On Feb. 16, FINRA announced that it had filed a proposed rule change to delay the implementation date of new Rule 2242 (Debt Research Analysts and Debt Research Reports) until Apr. 22, 2016. Rule 2242 is a companion to current Rule 2241 applicable to research reports and research analysts with respect to equity securities, but with a greater emphasis on conflicts of interest more likely to affect the debt securities markets, including perceived conflicts of interest that may arise as a result of contacts with and influence by a firm’s trading desk. The rule change was filed for immediate effectiveness.
FINRA has provided information and resources on its Funding Portals page for crowdfunding intermediaries that intend to register with the SEC as funding portals and become funding portal members of FINRA. The Funding Portals page has information about regulatory oversight and reporting requirements for funding portals, and how to: register as a new funding portal, pay a funding portal’s annual assessment and update or withdraw a funding portal registration.
On Feb. 10, the New York State Department of Financial Services (DFS) extended the comment period for its proposed new anti-money laundering (AML) regulations. The proposed regulations would apply to banking institutions chartered under New York’s Banking Law and to check cashers and money transmitters licensed pursuant to the Banking Law. The regulations do not mention application to DFS-regulated virtual currency or insurance companies. Under the new rules, financial institutions would have to maintain transaction monitoring and watch list filtering programs that go beyond federal AML requirements. For example, these programs must have sufficient funding, must maintain policies and procedures specific to their implementation, and must record and identify data sources for relevant data. In addition, a “certifying senior officer” will have to annually certify compliance with the new rules.
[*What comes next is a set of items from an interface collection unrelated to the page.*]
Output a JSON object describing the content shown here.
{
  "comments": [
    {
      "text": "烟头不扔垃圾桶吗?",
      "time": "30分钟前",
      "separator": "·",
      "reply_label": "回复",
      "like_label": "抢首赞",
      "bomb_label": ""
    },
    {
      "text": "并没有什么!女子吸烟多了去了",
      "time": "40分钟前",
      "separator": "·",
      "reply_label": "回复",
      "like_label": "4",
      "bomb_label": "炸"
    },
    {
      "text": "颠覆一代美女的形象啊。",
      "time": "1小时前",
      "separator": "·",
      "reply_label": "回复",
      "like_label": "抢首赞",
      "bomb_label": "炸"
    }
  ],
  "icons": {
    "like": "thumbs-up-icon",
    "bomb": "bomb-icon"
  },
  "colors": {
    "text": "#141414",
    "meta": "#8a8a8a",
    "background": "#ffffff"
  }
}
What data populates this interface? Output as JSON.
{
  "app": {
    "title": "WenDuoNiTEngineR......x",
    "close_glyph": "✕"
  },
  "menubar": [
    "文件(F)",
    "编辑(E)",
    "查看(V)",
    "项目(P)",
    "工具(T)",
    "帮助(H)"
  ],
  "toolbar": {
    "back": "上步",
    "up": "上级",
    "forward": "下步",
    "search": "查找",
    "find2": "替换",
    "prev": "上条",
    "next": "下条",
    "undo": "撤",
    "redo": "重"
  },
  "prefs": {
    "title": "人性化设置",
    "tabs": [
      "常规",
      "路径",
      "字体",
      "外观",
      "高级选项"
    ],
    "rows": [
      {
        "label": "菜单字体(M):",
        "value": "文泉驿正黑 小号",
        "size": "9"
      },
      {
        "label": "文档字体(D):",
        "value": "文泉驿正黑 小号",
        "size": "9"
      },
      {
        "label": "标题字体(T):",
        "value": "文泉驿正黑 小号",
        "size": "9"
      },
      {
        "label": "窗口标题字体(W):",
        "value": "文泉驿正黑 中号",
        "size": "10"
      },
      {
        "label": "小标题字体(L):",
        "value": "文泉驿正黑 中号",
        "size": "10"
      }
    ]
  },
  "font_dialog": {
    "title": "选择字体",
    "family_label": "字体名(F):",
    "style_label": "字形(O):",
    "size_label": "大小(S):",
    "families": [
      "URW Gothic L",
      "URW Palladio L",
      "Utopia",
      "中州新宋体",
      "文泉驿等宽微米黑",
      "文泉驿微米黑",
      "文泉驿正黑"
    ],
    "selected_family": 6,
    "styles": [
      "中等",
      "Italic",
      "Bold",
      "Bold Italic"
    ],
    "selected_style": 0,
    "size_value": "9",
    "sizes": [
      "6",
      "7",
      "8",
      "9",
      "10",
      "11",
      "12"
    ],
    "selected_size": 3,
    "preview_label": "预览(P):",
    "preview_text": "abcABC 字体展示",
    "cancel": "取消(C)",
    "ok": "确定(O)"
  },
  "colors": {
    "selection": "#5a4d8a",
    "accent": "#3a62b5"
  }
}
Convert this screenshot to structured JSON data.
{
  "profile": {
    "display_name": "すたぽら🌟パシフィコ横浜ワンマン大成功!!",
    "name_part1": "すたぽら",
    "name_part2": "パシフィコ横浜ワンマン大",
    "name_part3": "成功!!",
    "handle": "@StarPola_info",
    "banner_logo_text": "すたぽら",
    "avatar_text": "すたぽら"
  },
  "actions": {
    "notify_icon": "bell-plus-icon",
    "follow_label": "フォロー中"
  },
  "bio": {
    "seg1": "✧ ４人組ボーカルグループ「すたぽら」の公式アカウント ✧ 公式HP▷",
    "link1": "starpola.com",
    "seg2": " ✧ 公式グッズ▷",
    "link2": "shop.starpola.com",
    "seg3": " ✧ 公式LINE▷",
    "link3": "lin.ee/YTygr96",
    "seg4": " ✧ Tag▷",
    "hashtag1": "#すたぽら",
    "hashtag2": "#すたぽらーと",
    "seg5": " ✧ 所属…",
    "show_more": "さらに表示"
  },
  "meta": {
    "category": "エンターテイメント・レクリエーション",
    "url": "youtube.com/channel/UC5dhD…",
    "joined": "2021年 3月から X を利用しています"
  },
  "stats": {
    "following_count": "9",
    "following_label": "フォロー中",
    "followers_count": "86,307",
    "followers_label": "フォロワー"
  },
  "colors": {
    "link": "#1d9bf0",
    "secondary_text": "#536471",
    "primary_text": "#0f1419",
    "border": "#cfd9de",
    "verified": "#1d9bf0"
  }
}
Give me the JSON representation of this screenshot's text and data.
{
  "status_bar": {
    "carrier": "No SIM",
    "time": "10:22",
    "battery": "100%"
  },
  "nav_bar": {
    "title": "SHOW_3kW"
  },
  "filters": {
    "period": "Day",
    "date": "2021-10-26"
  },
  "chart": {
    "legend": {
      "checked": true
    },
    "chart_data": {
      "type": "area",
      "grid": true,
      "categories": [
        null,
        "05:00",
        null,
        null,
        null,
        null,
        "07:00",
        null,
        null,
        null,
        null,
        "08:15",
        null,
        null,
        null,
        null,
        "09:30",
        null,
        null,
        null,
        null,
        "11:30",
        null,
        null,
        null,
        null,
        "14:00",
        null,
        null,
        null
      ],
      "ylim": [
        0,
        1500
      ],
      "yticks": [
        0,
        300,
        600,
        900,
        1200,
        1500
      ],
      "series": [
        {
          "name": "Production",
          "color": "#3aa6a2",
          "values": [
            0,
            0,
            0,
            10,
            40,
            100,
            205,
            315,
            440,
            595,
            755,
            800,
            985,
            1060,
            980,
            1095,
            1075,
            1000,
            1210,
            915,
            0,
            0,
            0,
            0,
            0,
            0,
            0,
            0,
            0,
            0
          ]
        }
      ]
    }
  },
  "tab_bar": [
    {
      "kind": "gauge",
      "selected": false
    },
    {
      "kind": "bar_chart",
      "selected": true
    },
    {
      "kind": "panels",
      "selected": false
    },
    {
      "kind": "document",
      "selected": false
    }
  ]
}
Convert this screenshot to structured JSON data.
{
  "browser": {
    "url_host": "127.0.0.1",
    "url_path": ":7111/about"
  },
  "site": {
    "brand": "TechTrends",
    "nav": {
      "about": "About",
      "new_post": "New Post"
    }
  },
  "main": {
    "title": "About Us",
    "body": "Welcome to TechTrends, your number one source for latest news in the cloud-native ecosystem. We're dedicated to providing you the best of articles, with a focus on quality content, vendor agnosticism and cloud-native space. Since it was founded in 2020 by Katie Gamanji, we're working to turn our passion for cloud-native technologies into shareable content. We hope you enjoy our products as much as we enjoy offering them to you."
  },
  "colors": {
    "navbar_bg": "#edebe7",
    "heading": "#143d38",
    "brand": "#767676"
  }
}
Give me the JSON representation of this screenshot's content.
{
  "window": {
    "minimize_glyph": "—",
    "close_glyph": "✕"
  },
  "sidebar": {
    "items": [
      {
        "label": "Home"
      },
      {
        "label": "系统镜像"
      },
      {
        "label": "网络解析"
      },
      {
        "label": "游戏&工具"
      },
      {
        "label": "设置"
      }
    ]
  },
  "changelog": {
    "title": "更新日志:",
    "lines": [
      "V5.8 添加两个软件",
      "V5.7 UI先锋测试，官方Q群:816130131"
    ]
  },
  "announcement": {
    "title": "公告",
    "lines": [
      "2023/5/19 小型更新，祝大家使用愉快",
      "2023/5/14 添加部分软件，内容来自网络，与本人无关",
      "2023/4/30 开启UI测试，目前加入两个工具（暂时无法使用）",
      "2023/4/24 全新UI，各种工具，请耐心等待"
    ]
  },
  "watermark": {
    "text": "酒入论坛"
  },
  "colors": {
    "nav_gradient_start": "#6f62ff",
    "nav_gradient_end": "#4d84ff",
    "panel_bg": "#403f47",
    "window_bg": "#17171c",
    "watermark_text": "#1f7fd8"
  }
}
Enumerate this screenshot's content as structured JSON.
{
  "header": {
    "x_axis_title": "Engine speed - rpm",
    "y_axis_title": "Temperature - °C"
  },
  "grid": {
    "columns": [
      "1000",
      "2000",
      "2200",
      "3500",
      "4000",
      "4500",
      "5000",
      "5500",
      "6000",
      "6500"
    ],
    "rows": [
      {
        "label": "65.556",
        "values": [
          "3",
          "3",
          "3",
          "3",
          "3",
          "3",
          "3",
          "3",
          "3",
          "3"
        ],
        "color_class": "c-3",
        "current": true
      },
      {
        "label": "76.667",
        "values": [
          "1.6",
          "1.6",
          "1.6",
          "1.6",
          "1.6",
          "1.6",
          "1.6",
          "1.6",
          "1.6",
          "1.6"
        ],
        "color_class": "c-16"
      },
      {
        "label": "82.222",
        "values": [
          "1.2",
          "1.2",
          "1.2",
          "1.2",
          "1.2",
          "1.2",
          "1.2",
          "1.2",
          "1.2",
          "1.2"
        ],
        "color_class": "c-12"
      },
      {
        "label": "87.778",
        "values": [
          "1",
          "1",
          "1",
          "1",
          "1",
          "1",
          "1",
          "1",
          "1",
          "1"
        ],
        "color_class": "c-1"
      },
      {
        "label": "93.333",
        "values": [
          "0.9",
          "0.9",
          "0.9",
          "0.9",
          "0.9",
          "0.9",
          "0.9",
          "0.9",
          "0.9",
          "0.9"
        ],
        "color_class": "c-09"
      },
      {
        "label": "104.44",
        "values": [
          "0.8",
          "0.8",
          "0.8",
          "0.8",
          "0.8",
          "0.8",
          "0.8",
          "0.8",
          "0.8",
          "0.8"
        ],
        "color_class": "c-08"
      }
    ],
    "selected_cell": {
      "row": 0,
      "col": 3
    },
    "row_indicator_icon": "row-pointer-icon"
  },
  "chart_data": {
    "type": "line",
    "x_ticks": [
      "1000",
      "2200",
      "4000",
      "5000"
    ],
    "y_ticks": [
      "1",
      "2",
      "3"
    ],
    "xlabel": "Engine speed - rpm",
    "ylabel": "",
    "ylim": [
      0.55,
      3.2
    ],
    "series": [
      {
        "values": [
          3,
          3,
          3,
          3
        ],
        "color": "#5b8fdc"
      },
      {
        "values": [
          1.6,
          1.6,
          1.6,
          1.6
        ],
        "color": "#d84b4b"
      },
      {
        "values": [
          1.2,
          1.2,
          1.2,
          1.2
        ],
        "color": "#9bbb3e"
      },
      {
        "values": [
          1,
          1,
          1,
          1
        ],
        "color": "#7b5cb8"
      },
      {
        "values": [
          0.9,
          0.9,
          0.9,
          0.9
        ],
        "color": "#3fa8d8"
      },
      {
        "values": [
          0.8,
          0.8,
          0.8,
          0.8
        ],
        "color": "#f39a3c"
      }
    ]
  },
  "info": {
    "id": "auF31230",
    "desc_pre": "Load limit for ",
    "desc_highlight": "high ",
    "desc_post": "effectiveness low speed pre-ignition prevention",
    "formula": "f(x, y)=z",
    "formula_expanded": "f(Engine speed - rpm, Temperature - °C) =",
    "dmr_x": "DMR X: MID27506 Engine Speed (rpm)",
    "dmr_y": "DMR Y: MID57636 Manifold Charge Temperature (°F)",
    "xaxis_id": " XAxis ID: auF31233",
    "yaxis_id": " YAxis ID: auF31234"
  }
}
The failure to file an annual certification may subject the senior officer to criminal penalties. Comments on the proposal must be submitted to email@example.com by Mar. 31, 2016.